Editor's comment: Reduction in SHS exposure is an area with the potential for significant impact in the pediatric population.
Yolton K, Xu Y, Khoury J et al, Associations between secondhand smoke exposure and sleep patterns in children. Pediatrics, Published online January 18, 2010 [Epub ahead of print]
3. High-dose inhaled corticosteroids (ICS) may be associated with pulmonary tuberculosis (TB).
The use of high-dose ICS in patients with chronic obstructive pulmonary disease (COPD) has recently been shown to increase the incidence of pneumonia. To investigate the impact of high-dose ICS on pulmonary TB, the authors conducted a retrospective study, including 554 patients aged more than 40 years old with irreversible airflow limitation, between August 2000 and July 2008 in a medical center in Taiwan. Among them, patients using high-dose ICS (equivalent to >500 microg/d of fluticasone) were more likely to have more severe COPD and receive oral corticosteroids than those using medium-dose, low-dose, or no ICS. Sixteen (3%) patients developed active pulmonary TB within a follow-up of 25,544 person-months. Multivariate Cox regression analysis revealed that the use of high-dose ICS, the use of 10 mg or more of prednisolone per day, and prior pulmonary TB were independent risk factors for the development of active pulmonary TB. They concluded that chest radiography and sputum smear/culture for Mycobacterium tuberculosis should be performed before initiating high-dose ICS and regularly thereafter.
Editor's comment: Although systemic administration of corticosteroids is a known risk factor for tuberculosis, this finding should alert us to this possibility.
Shu CC, Wu HD, Yu MC et al, Use of high-dose inhaled corticosteroids is associated with pulmonary tuberculosis in patients with chronic obstructive pulmonary disease. Medicine 2010; 89(1):53-61.
Additional Journal Reviews
- The contribution of panallergens to disease manifestation.
- Relieving symptoms in allergic rhinitis (AR).
- Allergy to local anesthetics (LA), although rare, does exist.
- Are sputum eosinophils useful in monitoring asthma control in childhood?
- Does the duration of the diet influence the onset of tolerance to cow's milk allergy (CMA)?
- Clinical outcomes of different particle sizes, delivery devices, and pharmacoeconomics of inhaled corticosteroids (ICS)
- Role of plasmacytoid dendritic cells (pDCs) in the regulation of allergic inflammation.
- Effects of vitamin D on the immune system.
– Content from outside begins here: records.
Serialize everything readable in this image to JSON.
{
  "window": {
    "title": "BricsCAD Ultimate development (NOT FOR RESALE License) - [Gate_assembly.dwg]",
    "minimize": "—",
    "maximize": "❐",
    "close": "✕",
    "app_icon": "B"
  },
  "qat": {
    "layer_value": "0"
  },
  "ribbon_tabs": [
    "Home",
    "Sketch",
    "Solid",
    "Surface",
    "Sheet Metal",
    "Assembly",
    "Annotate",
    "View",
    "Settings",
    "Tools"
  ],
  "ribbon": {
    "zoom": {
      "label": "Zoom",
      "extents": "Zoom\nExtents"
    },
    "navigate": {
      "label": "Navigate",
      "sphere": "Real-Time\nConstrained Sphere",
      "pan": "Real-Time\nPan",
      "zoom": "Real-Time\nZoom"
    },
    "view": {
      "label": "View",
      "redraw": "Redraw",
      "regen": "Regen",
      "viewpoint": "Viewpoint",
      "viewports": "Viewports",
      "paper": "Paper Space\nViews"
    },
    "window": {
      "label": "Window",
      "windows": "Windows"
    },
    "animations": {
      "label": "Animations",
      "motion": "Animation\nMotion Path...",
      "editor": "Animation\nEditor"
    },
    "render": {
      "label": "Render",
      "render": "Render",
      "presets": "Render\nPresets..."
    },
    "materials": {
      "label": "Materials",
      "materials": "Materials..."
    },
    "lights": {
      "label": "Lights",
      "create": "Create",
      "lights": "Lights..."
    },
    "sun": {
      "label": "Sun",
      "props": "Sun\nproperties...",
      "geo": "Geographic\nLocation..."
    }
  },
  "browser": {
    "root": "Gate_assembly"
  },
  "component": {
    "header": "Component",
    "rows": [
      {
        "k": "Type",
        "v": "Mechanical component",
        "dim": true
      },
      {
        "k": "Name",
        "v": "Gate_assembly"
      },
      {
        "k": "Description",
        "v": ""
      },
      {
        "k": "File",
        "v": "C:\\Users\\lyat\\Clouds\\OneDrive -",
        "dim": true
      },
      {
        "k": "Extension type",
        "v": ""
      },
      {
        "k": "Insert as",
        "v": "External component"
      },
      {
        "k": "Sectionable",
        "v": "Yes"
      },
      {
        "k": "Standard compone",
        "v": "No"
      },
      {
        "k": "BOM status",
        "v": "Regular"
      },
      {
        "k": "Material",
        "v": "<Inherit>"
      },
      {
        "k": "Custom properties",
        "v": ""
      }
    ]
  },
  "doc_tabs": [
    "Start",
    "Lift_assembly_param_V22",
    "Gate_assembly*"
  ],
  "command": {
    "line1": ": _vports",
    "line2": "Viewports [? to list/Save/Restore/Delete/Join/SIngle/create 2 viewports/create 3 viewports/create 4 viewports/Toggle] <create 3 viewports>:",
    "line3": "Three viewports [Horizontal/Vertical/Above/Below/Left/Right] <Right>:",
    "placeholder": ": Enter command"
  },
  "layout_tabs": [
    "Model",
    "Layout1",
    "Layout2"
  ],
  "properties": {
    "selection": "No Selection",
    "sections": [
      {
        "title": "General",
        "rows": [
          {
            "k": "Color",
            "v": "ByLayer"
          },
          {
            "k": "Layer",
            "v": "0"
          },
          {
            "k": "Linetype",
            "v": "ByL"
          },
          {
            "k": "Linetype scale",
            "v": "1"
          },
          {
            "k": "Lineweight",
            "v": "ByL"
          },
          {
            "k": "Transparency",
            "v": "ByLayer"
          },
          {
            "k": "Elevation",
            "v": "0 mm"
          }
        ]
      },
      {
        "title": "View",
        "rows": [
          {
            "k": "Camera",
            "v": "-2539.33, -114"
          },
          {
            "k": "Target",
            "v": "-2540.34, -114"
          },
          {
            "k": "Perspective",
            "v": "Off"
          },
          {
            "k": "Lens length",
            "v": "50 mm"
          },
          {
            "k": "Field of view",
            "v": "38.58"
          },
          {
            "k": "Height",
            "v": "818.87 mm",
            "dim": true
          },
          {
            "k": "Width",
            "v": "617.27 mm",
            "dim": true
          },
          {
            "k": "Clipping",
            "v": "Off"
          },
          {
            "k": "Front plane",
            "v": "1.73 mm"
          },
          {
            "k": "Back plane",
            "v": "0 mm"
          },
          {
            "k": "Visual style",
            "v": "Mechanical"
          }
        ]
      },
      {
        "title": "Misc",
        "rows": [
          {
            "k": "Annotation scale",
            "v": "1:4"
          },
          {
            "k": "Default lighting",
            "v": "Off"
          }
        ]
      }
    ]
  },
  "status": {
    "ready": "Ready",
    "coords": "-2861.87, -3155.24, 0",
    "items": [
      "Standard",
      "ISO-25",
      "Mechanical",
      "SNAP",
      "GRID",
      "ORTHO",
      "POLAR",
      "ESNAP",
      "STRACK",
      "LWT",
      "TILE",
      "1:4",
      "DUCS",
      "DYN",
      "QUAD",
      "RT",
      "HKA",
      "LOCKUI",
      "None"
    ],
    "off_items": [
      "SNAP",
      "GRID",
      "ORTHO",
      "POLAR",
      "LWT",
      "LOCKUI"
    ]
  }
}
ビタミン D の免疫システムに対する影響（総説）
- Merozoite antigens for malaria vaccine development.
- Biphasic reactions (BR) to allergen immunotherapy are uncommon.
- Possible role of dietary antioxidants in allergic disease (AD).